“As we heard the military and vigilante groups were coming as well,” Douša said, “we felt it was important to send just as many faith leaders down.”

Other tasks the Sanctuary Caravan has set out to do come much easier to those with religious training.

The Sanctuary Caravan officiated a double wedding of asylum-seekers. Here the young couples cut the cake after their improvised wedding ceremony (Max Rivlin-Nadler / Gothamist)

On Tuesday evening, on the roof of Enclave Caracol, the Sanctuary Caravan presided over an impromptu wedding ceremony for two young couples from Honduras. Their hope was that by providing documentation of a marriage, even a recent one, it would strengthen the couple’s case to be kept together as a family unit through their asylum proceedings.

“So how are we going to do this?” Berhane asked the other faith leaders. “We’ll do a quick ceremony and then pray? Does that sound right?”

Before long, wedding cake and champagne appeared on the bare table.

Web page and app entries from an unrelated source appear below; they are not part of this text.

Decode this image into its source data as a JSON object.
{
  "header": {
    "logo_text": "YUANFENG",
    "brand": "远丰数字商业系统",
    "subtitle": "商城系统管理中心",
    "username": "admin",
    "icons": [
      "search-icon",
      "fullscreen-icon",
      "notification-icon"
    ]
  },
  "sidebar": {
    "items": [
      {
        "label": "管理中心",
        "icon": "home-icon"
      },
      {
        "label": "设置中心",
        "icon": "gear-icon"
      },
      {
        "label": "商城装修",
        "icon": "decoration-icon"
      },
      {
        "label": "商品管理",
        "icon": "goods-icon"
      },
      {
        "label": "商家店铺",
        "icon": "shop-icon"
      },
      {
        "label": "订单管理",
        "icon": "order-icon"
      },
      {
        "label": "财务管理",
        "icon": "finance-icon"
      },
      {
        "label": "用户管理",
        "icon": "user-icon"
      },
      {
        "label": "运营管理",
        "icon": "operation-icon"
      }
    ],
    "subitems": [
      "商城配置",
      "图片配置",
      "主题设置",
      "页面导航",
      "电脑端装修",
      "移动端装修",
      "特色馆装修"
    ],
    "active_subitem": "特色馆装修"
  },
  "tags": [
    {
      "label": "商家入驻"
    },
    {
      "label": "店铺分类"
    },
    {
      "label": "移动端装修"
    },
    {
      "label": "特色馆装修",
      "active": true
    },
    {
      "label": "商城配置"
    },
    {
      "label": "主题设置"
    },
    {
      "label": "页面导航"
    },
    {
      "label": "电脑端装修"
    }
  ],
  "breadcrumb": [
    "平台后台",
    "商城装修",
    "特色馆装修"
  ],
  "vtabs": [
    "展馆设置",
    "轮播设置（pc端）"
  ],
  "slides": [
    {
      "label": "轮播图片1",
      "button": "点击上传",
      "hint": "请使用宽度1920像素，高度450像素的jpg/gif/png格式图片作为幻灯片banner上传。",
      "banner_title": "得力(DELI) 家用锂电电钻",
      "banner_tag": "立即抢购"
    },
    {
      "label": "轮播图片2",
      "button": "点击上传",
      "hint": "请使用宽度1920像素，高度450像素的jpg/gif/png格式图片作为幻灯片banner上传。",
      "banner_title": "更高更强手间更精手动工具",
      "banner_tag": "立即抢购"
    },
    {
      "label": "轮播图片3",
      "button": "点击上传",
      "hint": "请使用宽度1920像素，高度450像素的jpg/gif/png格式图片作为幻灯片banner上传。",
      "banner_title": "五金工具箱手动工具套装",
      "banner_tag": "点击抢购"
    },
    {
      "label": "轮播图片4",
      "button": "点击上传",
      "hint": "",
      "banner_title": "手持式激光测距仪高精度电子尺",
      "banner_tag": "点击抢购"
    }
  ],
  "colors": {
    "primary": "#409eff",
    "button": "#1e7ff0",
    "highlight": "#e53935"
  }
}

Someone queued “Here Comes The Bride” on their iPhone, as the two brides entered simultaneously.

Nusly Medina, 23, and Addison Alvarado, 22, had been traveling north from Honduras for a month and a half. They had been a couple for a year, and Medina is seven months pregnant.

“I want the best life possible for my child. I don’t want them to miss anything. Because during my childhood, I didn’t have a father who cared for me. I want to give the best to my baby, so they don’t want for anything,” Alvarado told me.

“And a good education,” Medina chimed in.

After the ceremony, another line was formed — this time for cake.

Walking back to the border, Douša passed by the floodlights that Border Patrol has recently installed facing into Mexico.

“I’ve presided over hundreds of weddings in my time as a pastor,” she said. “But that one, was by far, the most special.”